By Geeta Pandey
BBC News, Delhi
A court in the Indian capital, Delhi, has banned the city's private nurseries from interviewing parents or children before admission.
There is a lot of pressure to get into school in India
At the moment, children and their parents have to go through lengthy and often harrowing interviews before being admitted into private nurseries.
But the practice has been strongly opposed by parents who say the process traumatises them and their children.
The court ruling is affect hundreds of thousands of children.
"We welcome the court's decision. It's a progressive step," a lawyer representing the parents, Ashok Agarwal, told the BBC.
'Right to say hello'
"The court's decision brings to an end the cruelty against three-to-four-year-old children, who were subjected to the torture of interviews with their parents," he says.
Principal Usha Ram believes the court ruling is a mistake
But the city schools have questioned the court ruling.
"If we are not allowed to interact with the parents or the children, then how do we select?" asks Usha Ram, principal of Laxman Public School.
Mrs Ram, the chairwoman of the National Progressive School Conference which represents 110 Delhi schools, says, "A parent is handing over their child to us for 14 years. Do we not have the right to say hello to them?"
Mrs Ram says her school receives a large number of applications every year and the informal interaction with the parents and the child helps them select.
Earlier in the year, the Delhi High Court formed a five-member committee under the chairmanship of Ashok Ganguli, head of the Central Board of Secondary Education, to formulate a set of guidelines for nursery admissions.
The committee submitted its recommendations to the High Court on Tuesday which have been accepted by the court.
The committee has set 100 marks to be awarded to each admission-seeking child on the basis of certain eligibility criteria:
- Children living in an area of three km from the school to be given 20 marks - the numbers reduce as the distance grows and those living more than 10km away will get no marks
- Preference for the disabled children
- Preference for girls
- Preference to siblings of children already in a school
- Preference to children of former students
- No discrimination against children of single parents
The committee says above all the admission process should be entirely transparent and the management discretion should be reduced to the minimum.
Under the current system, the nursery admission process is what most parents describe as "harrowing".
In most schools parents are made to write out lengthy formal forms and both the parents and three to four-year-old children are grilled by a panel of interviewers.

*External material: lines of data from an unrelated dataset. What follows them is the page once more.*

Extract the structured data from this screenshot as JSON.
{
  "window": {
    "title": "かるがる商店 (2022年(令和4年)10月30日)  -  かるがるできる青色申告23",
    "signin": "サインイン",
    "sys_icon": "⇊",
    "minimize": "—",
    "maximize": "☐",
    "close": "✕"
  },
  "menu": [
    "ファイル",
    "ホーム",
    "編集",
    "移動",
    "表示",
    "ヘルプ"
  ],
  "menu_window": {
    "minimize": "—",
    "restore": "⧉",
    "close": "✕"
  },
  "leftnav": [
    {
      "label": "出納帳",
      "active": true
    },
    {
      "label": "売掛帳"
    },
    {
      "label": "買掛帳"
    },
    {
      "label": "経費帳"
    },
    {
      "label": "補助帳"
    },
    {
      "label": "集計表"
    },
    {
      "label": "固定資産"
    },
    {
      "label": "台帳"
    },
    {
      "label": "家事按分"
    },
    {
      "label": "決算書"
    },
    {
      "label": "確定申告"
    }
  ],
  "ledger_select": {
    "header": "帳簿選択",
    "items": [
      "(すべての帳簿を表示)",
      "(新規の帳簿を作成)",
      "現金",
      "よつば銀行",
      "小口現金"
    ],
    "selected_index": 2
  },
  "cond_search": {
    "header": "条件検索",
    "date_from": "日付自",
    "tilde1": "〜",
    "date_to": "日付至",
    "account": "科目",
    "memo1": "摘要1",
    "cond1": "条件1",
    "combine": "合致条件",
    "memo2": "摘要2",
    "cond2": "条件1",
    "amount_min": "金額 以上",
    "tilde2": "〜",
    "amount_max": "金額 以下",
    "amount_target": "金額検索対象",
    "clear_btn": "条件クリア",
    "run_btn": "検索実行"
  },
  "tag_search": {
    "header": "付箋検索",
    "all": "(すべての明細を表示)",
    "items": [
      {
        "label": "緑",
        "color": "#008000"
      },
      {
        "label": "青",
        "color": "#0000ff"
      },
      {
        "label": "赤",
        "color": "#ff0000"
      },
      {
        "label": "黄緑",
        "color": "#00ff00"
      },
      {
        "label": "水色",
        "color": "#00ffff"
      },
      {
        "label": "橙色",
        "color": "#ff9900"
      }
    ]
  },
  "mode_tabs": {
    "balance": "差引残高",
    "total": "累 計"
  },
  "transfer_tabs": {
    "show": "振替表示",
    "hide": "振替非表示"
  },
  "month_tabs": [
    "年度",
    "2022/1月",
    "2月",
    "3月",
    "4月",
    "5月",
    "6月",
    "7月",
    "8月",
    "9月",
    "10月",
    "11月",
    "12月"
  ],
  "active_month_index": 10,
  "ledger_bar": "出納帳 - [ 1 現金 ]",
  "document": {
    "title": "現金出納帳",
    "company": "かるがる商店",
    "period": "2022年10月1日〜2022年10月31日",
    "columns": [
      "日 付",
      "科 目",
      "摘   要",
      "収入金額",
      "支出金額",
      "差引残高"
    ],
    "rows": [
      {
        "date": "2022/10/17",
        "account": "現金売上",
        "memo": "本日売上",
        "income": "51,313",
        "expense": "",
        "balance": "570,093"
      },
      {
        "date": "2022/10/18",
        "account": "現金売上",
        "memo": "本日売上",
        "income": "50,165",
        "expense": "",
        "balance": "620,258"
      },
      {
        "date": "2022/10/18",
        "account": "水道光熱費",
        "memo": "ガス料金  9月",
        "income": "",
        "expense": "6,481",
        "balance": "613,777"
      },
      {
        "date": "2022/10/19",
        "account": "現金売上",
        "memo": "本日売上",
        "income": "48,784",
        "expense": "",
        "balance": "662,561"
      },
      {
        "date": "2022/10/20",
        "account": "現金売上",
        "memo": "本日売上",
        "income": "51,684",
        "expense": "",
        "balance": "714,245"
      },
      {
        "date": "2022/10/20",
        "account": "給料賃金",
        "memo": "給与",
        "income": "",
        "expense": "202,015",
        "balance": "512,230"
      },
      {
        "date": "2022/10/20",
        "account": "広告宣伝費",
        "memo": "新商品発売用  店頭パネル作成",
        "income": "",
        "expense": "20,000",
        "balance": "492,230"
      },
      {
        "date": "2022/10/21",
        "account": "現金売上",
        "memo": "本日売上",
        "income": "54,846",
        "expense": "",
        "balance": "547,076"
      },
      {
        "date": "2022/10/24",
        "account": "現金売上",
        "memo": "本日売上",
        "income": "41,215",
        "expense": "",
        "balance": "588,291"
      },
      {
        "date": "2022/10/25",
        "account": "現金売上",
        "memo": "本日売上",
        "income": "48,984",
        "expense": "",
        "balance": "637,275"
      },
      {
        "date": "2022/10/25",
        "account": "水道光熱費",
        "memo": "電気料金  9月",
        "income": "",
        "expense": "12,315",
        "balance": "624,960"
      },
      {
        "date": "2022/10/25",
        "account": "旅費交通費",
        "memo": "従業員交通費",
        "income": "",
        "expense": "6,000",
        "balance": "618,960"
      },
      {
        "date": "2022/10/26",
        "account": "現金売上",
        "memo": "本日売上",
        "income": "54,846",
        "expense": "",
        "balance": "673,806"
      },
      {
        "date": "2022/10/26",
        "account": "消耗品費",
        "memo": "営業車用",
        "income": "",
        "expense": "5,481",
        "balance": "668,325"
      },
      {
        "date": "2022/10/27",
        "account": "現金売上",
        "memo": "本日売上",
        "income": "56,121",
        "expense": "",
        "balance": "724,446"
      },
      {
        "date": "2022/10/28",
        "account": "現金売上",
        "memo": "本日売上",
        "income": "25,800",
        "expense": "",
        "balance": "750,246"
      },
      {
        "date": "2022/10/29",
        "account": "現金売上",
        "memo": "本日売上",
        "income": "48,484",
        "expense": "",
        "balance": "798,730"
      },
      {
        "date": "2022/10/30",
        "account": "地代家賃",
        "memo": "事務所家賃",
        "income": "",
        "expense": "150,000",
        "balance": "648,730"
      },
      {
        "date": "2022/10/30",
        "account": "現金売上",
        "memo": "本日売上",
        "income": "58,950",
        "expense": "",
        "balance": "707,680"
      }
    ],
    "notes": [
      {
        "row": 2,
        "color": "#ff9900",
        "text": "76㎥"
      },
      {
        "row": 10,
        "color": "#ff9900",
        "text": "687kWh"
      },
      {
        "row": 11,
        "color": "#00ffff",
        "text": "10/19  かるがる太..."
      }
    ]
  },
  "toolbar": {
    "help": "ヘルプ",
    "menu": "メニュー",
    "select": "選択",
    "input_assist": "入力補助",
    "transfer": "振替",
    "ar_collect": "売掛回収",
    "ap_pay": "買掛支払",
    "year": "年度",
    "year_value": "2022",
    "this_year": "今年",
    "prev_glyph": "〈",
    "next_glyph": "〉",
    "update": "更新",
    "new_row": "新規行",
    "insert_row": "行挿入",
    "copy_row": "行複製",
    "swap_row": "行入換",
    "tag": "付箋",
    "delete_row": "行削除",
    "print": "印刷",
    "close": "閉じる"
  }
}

A large number of expensive playschools have also mushroomed across Delhi to prepare tiny tots for the interview process and often children as young as 18 months to two years are admitted to them.

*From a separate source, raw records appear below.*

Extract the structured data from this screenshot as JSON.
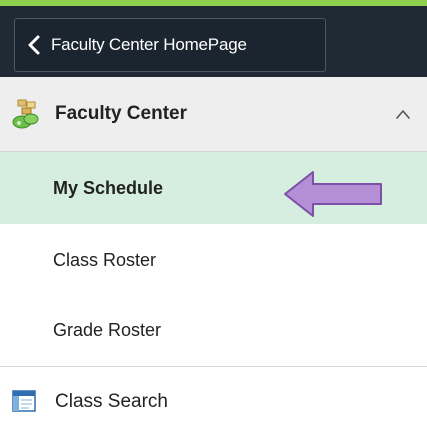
{
  "header": {
    "back_label": "Faculty Center HomePage"
  },
  "nav": {
    "section_title": "Faculty Center",
    "items": [
      {
        "label": "My Schedule",
        "active": true
      },
      {
        "label": "Class Roster",
        "active": false
      },
      {
        "label": "Grade Roster",
        "active": false
      }
    ],
    "class_search_label": "Class Search"
  },
  "icons": {
    "back": "chevron-left-icon",
    "section": "faculty-center-icon",
    "collapse": "chevron-up-icon",
    "class_search": "class-search-icon",
    "annotation": "purple-arrow-icon"
  },
  "colors": {
    "header_bg": "#1f2a35",
    "accent_bar": "#8fd14f",
    "active_item_bg": "#d6eedf",
    "arrow": "#b48fd6"
  }
}
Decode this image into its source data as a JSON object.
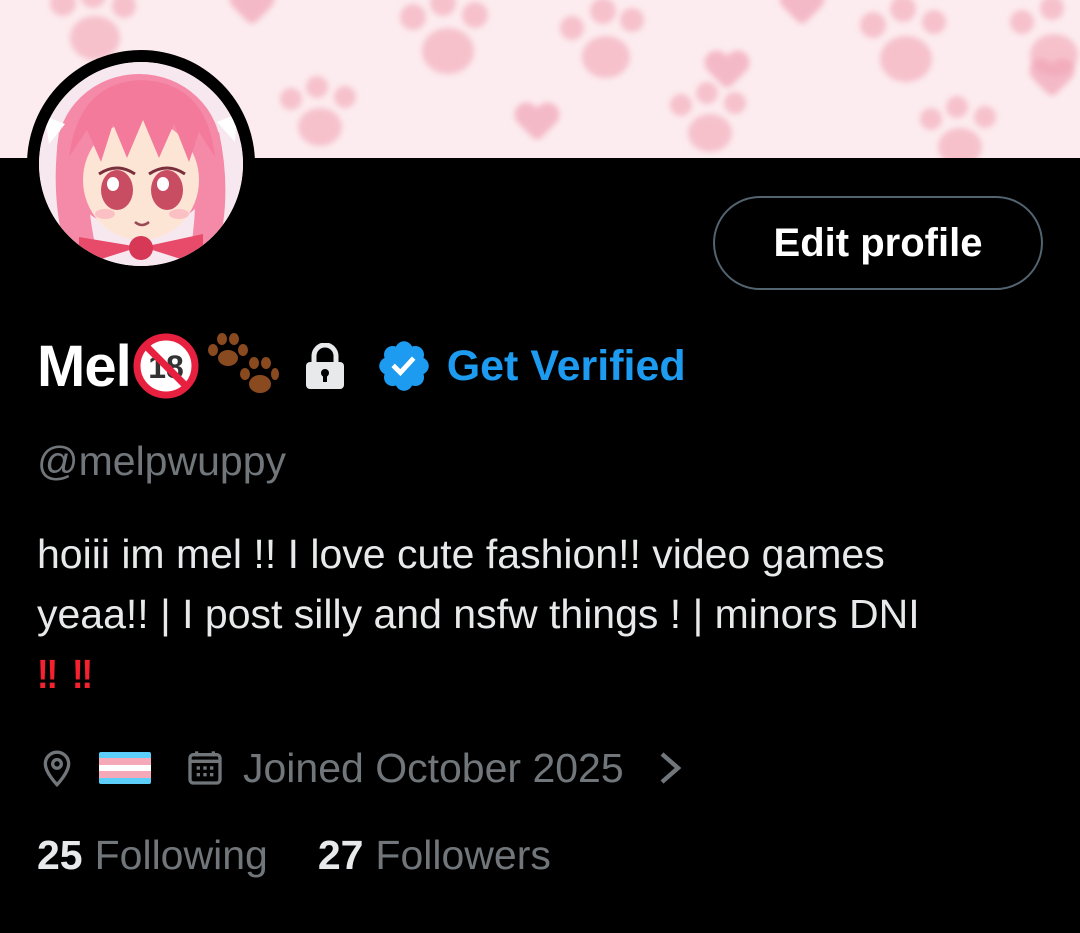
{
  "profile": {
    "edit_button_label": "Edit profile",
    "display_name": "Mel",
    "get_verified_label": "Get Verified",
    "handle": "@melpwuppy",
    "bio_line1": "hoiii im mel !! I love cute fashion!! video games",
    "bio_line2": "yeaa!! | I post silly and nsfw things ! | minors DNI",
    "bio_line3_emoji": [
      "‼",
      "‼"
    ],
    "location_flag": "transgender-flag",
    "joined": "Joined October 2025",
    "following_count": "25",
    "following_label": "Following",
    "followers_count": "27",
    "followers_label": "Followers"
  },
  "colors": {
    "background": "#000000",
    "accent": "#1d9bf0",
    "secondary_text": "#71767b",
    "primary_text": "#e7e9ea",
    "banner": "#fcecef",
    "trans_flag": [
      "#5bcefa",
      "#f5a9b8",
      "#ffffff",
      "#f5a9b8",
      "#5bcefa"
    ]
  },
  "icons": {
    "age_badge": "no-under-18-icon",
    "paws": "paw-prints-icon",
    "protected": "lock-icon",
    "verified": "verified-badge-icon",
    "location": "location-pin-icon",
    "calendar": "calendar-icon",
    "chevron": "chevron-right-icon"
  }
}
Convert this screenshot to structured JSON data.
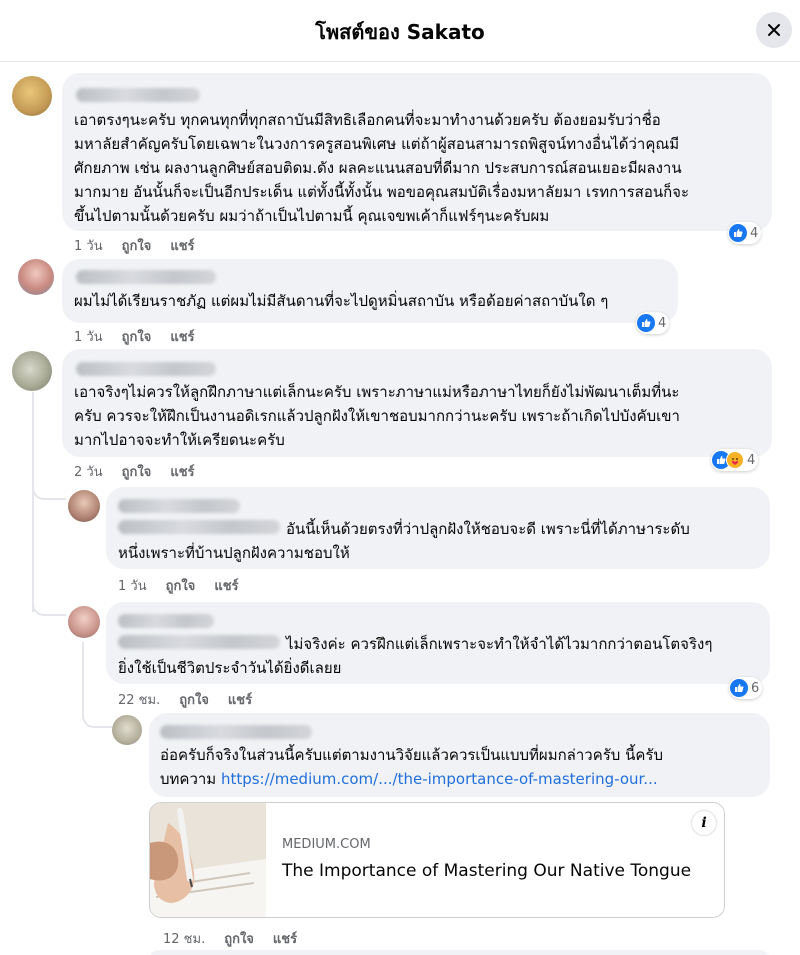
{
  "header": {
    "title": "โพสต์ของ Sakato"
  },
  "comments": [
    {
      "lines": [
        "เอาตรงๆนะครับ ทุกคนทุกที่ทุกสถาบันมีสิทธิเลือกคนที่จะมาทำงานด้วยครับ ต้องยอมรับว่าชื่อ",
        "มหาลัยสำคัญครับโดยเฉพาะในวงการครูสอนพิเศษ แต่ถ้าผู้สอนสามารถพิสูจน์ทางอื่นได้ว่าคุณมี",
        "ศักยภาพ เช่น ผลงานลูกศิษย์สอบติดม.ดัง ผลคะแนนสอบที่ดีมาก ประสบการณ์สอนเยอะมีผลงาน",
        "มากมาย อันนั้นก็จะเป็นอีกประเด็น แต่ทั้งนี้ทั้งนั้น พอขอคุณสมบัติเรื่องมหาลัยมา เรทการสอนก็จะ",
        "ขึ้นไปตามนั้นด้วยครับ ผมว่าถ้าเป็นไปตามนี้ คุณเจขพเค้าก็แฟร์ๆนะครับผม"
      ],
      "time": "1 วัน",
      "like": "ถูกใจ",
      "share": "แชร์",
      "reactions": "4"
    },
    {
      "lines": [
        "ผมไม่ได้เรียนราชภัฏ แต่ผมไม่มีสันดานที่จะไปดูหมิ่นสถาบัน หรือด้อยค่าสถาบันใด ๆ"
      ],
      "time": "1 วัน",
      "like": "ถูกใจ",
      "share": "แชร์",
      "reactions": "4"
    },
    {
      "lines": [
        "เอาจริงๆไม่ควรให้ลูกฝึกภาษาแต่เล็กนะครับ เพราะภาษาแม่หรือภาษาไทยก็ยังไม่พัฒนาเต็มที่นะ",
        "ครับ ควรจะให้ฝึกเป็นงานอดิเรกแล้วปลูกฝังให้เขาชอบมากกว่านะครับ เพราะถ้าเกิดไปบังคับเขา",
        "มากไปอาจจะทำให้เครียดนะครับ"
      ],
      "time": "2 วัน",
      "like": "ถูกใจ",
      "share": "แชร์",
      "reactions": "4"
    },
    {
      "lines": [
        "อันนี้เห็นด้วยตรงที่ว่าปลูกฝังให้ชอบจะดี เพราะนี่ที่ได้ภาษาระดับ",
        "หนึ่งเพราะที่บ้านปลูกฝังความชอบให้"
      ],
      "time": "1 วัน",
      "like": "ถูกใจ",
      "share": "แชร์"
    },
    {
      "lines": [
        "ไม่จริงค่ะ ควรฝึกแต่เล็กเพราะจะทำให้จำได้ไวมากกว่าตอนโตจริงๆ",
        "ยิ่งใช้เป็นชีวิตประจำวันได้ยิ่งดีเลยย"
      ],
      "time": "22 ชม.",
      "like": "ถูกใจ",
      "share": "แชร์",
      "reactions": "6"
    },
    {
      "line1": "อ่อครับก็จริงในส่วนนี้ครับแต่ตามงานวิจัยแล้วควรเป็นแบบที่ผมกล่าวครับ นี้ครับ",
      "line2_prefix": "บทความ ",
      "link": "https://medium.com/.../the-importance-of-mastering-our...",
      "time": "12 ชม.",
      "like": "ถูกใจ",
      "share": "แชร์"
    }
  ],
  "link_card": {
    "domain": "MEDIUM.COM",
    "title": "The Importance of Mastering Our Native Tongue",
    "info": "i"
  },
  "colors": {
    "like": "#1877f2",
    "link": "#216fdb",
    "bubble": "#f0f2f5"
  }
}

The new admission process will have to be followed by more than 1,600 private schools in the city.